Oh, yes, and Ashton Kutcher is in a supporting role.

In Hollywood, SB and Graf seem to spend most of their time making sweet, sweet love and very little time working. They roll onto the movie set around midday, after spending the morning in bed, and play hot, hot scenes, getting it all done in one take.

But soon, even stranger things start happening to people involved in the movie. One woman falls to her death. A man falls from a balcony and is seriously injured. Rumors start circulating that the movie is cursed.

Before the police investigation of the death and injury are complete, the whole mob is allowed to decamp to Costa Rica where most of the movie will be shot at a home that is owned by the director. And when we get to that house, weird things REALLY start happening.

The house seems to be haunted by the mournful spirit of the director's long dead wife who apparently died of anorexia nervosa. She starved herself to death thinking she was not thin or beautiful enough. It also seems to be haunted by the very much alive daughter of the dead woman and the director, who blames the director for the death of her mother.

Of course, SB is very much at home with "haints" since she has her own personal family ghost, Jitty, back in Zinnia, Mississippi. In fact, Jitty actually turns up in Costa Rica when SB calls on her for help. Moreover, all of SB's Mississippi gang of friends drop everything and travel to Costa Rica to support their friend and SB and her PI partner Tinkie get busy trying to solve the mystery of what's going on with this movie set.

Oh, did I mention that people were getting pushed down stairs, tied up on rocks by the ocean and left for the tide to drown them, conked on the head with various instruments, there are mysterious moans and whimpers coming from somewhere in the walls of the house, and a woman in red keeps materializing for SB, although nobody else seems to have seen her? Yeah.

This plot is a mess. It just flails around and it seems that the writer is just throwing everything up against the wall in the hopes that something will stick. Nothing does.

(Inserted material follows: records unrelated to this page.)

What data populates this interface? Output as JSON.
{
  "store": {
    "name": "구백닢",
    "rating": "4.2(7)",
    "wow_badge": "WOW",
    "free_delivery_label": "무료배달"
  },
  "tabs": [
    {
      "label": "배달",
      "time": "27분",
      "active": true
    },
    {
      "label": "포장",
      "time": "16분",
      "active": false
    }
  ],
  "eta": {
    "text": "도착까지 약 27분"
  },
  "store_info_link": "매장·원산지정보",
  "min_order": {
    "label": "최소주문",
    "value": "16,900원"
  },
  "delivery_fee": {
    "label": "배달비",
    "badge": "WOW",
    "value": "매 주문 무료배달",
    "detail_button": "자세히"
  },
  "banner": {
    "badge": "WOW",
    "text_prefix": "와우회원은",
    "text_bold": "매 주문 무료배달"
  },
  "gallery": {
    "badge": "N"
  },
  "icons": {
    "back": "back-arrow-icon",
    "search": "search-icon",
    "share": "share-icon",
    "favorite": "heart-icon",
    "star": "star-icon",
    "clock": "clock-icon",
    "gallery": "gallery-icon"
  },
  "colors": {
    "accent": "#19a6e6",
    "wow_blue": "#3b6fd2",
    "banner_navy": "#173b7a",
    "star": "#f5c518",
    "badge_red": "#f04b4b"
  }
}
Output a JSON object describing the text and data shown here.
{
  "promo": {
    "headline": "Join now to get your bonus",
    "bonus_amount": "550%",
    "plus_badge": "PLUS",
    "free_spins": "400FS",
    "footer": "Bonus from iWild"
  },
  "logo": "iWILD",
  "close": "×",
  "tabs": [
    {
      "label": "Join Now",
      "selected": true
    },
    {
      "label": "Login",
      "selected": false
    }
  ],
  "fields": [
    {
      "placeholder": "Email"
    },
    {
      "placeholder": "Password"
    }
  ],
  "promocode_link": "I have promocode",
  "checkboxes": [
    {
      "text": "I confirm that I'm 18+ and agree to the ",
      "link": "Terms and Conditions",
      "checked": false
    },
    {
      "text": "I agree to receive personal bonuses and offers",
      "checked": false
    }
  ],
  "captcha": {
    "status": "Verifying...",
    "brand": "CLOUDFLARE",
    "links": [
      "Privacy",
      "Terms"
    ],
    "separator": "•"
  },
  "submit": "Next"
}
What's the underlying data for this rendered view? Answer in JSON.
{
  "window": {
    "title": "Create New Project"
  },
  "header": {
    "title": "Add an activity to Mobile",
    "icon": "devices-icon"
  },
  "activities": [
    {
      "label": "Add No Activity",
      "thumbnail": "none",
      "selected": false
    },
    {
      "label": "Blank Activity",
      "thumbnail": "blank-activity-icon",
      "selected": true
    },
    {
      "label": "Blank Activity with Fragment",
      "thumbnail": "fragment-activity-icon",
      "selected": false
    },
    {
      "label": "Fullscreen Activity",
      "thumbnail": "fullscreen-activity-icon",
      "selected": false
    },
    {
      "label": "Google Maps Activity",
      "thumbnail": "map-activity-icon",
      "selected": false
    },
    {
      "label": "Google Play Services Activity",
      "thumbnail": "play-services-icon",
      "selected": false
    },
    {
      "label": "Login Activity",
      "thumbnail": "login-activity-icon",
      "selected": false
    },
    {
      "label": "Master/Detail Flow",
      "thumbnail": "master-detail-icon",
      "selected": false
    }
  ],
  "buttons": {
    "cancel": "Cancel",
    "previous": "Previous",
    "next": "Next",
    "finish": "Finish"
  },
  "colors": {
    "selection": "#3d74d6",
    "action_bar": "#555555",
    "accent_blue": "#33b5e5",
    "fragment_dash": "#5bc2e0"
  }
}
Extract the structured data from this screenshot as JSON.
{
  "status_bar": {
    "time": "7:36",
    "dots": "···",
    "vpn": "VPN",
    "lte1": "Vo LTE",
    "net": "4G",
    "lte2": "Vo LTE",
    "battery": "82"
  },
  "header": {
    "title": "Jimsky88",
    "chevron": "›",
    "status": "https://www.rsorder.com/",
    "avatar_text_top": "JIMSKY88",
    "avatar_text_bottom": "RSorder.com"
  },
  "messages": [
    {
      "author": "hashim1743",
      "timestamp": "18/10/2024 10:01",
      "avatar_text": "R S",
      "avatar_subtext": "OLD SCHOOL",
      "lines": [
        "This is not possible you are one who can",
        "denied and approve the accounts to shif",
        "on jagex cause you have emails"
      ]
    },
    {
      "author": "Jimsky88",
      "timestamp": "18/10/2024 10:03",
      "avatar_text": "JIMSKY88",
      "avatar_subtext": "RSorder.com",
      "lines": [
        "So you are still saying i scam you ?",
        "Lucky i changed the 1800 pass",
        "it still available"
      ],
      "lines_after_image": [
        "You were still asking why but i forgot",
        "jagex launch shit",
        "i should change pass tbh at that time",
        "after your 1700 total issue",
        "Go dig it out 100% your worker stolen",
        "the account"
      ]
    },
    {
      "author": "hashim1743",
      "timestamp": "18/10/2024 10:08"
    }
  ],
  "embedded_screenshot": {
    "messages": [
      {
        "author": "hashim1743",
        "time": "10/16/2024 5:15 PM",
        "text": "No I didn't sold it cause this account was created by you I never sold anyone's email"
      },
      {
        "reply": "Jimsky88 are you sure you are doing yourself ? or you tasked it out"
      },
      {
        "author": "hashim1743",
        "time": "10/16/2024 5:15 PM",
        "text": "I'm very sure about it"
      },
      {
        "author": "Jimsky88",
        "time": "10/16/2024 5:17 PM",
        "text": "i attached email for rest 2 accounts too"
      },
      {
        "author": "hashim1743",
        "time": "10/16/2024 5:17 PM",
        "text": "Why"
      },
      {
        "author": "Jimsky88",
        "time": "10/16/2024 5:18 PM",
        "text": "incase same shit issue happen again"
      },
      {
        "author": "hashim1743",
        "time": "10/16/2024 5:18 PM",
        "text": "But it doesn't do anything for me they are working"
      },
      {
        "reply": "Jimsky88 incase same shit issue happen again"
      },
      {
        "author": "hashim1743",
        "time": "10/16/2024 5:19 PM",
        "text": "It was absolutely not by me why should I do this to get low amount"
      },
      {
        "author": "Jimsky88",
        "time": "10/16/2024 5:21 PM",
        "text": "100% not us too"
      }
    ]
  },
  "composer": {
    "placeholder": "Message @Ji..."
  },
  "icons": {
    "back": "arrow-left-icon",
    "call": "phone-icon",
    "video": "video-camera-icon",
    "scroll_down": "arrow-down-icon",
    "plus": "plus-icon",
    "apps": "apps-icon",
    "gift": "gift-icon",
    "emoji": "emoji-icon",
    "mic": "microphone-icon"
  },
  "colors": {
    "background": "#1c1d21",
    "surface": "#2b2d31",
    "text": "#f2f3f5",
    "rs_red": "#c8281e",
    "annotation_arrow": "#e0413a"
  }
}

Perhaps the silliest thing about the book is all the name-dropping. We have Robert Redford and Brad Pitt dropping by the set - just because they have nothing better to do, I guess. Ben Affleck and Matt Damon (because you can't have one without the other of course!) turn up at a party. Charlize Theron gives SB and Tinkie a plane ride back to Hollywood from Costa Rica.

No, I take it back. The silliest thing about the book is that SB and Graf are continually referred to - and refer to themselves - as movie stars, even though neither of them has ever been in a movie before. And everyone is continually gobsmacked by the prodigious talent of SB. She's "brilliant!" The director is "brilliant." Graf is brilliant and off-the-charts sexy and his only desire in life is to settle down with SB and raise a family.

The early entries in this series were entertaining and had a certain charm. The last two that I've read just seemed like the writer had lost interest and was phoning it in. This was the last one of the series that I had in my reading queue. I can't imagine a circumstance where I will be adding any more.

My rating: 1 of 5 stars